(MATERIALS PROVIDED Opens)

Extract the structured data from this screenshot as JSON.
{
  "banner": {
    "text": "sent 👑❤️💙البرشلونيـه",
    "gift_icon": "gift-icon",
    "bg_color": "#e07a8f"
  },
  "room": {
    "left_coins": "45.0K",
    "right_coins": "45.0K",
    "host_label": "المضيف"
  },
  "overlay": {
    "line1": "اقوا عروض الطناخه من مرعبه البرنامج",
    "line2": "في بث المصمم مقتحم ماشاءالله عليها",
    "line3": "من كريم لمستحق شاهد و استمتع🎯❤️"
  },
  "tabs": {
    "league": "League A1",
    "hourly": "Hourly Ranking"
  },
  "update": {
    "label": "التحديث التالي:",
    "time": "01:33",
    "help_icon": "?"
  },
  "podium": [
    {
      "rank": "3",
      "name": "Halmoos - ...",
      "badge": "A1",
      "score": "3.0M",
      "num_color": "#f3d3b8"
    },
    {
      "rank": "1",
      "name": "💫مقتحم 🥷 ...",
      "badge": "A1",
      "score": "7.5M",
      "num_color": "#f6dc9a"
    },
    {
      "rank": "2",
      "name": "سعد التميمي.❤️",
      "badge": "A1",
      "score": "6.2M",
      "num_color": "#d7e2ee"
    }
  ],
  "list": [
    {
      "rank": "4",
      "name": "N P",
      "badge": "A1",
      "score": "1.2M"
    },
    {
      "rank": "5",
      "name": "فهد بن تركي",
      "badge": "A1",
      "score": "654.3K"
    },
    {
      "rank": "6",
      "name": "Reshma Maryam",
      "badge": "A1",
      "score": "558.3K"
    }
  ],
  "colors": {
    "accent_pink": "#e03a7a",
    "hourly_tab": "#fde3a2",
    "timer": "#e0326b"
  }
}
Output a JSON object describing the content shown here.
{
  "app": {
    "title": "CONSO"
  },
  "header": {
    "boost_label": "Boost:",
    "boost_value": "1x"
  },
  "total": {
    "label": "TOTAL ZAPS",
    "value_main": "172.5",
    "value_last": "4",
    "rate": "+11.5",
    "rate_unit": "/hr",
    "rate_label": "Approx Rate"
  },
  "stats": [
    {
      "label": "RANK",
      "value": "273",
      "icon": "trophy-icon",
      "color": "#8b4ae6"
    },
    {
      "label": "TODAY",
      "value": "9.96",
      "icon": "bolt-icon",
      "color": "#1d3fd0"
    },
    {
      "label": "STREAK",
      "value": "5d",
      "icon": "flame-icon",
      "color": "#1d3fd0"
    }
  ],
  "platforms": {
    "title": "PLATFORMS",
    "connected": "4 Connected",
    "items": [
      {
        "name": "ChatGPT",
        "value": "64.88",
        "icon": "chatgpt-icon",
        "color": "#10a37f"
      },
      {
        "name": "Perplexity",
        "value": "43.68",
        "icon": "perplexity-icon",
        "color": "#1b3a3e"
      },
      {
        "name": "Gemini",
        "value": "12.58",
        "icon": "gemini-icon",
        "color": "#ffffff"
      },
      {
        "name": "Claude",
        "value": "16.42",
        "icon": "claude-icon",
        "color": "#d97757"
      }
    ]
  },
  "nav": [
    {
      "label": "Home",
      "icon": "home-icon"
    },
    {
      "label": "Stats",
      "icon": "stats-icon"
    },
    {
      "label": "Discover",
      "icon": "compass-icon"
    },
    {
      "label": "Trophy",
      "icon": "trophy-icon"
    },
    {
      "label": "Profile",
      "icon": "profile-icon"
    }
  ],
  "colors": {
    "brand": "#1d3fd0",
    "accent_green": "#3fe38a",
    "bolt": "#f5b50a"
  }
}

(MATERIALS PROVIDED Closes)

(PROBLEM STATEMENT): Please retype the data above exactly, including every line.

(RESPONSE TO THIS TASK):
Extract the structured data from this screenshot as JSON.
{
  "banner": {
    "text": "sent 👑❤️💙البرشلونيـه",
    "gift_icon": "gift-icon",
    "bg_color": "#e07a8f"
  },
  "room": {
    "left_coins": "45.0K",
    "right_coins": "45.0K",
    "host_label": "المضيف"
  },
  "overlay": {
    "line1": "اقوا عروض الطناخه من مرعبه البرنامج",
    "line2": "في بث المصمم مقتحم ماشاءالله عليها",
    "line3": "من كريم لمستحق شاهد و استمتع🎯❤️"
  },
  "tabs": {
    "league": "League A1",
    "hourly": "Hourly Ranking"
  },
  "update": {
    "label": "التحديث التالي:",
    "time": "01:33",
    "help_icon": "?"
  },
  "podium": [
    {
      "rank": "3",
      "name": "Halmoos - ...",
      "badge": "A1",
      "score": "3.0M",
      "num_color": "#f3d3b8"
    },
    {
      "rank": "1",
      "name": "💫مقتحم 🥷 ...",
      "badge": "A1",
      "score": "7.5M",
      "num_color": "#f6dc9a"
    },
    {
      "rank": "2",
      "name": "سعد التميمي.❤️",
      "badge": "A1",
      "score": "6.2M",
      "num_color": "#d7e2ee"
    }
  ],
  "list": [
    {
      "rank": "4",
      "name": "N P",
      "badge": "A1",
      "score": "1.2M"
    },
    {
      "rank": "5",
      "name": "فهد بن تركي",
      "badge": "A1",
      "score": "654.3K"
    },
    {
      "rank": "6",
      "name": "Reshma Maryam",
      "badge": "A1",
      "score": "558.3K"
    }
  ],
  "colors": {
    "accent_pink": "#e03a7a",
    "hourly_tab": "#fde3a2",
    "timer": "#e0326b"
  }
}
Output a JSON object describing the content shown here.
{
  "app": {
    "title": "CONSO"
  },
  "header": {
    "boost_label": "Boost:",
    "boost_value": "1x"
  },
  "total": {
    "label": "TOTAL ZAPS",
    "value_main": "172.5",
    "value_last": "4",
    "rate": "+11.5",
    "rate_unit": "/hr",
    "rate_label": "Approx Rate"
  },
  "stats": [
    {
      "label": "RANK",
      "value": "273",
      "icon": "trophy-icon",
      "color": "#8b4ae6"
    },
    {
      "label": "TODAY",
      "value": "9.96",
      "icon": "bolt-icon",
      "color": "#1d3fd0"
    },
    {
      "label": "STREAK",
      "value": "5d",
      "icon": "flame-icon",
      "color": "#1d3fd0"
    }
  ],
  "platforms": {
    "title": "PLATFORMS",
    "connected": "4 Connected",
    "items": [
      {
        "name": "ChatGPT",
        "value": "64.88",
        "icon": "chatgpt-icon",
        "color": "#10a37f"
      },
      {
        "name": "Perplexity",
        "value": "43.68",
        "icon": "perplexity-icon",
        "color": "#1b3a3e"
      },
      {
        "name": "Gemini",
        "value": "12.58",
        "icon": "gemini-icon",
        "color": "#ffffff"
      },
      {
        "name": "Claude",
        "value": "16.42",
        "icon": "claude-icon",
        "color": "#d97757"
      }
    ]
  },
  "nav": [
    {
      "label": "Home",
      "icon": "home-icon"
    },
    {
      "label": "Stats",
      "icon": "stats-icon"
    },
    {
      "label": "Discover",
      "icon": "compass-icon"
    },
    {
      "label": "Trophy",
      "icon": "trophy-icon"
    },
    {
      "label": "Profile",
      "icon": "profile-icon"
    }
  ],
  "colors": {
    "brand": "#1d3fd0",
    "accent_green": "#3fe38a",
    "bolt": "#f5b50a"
  }
}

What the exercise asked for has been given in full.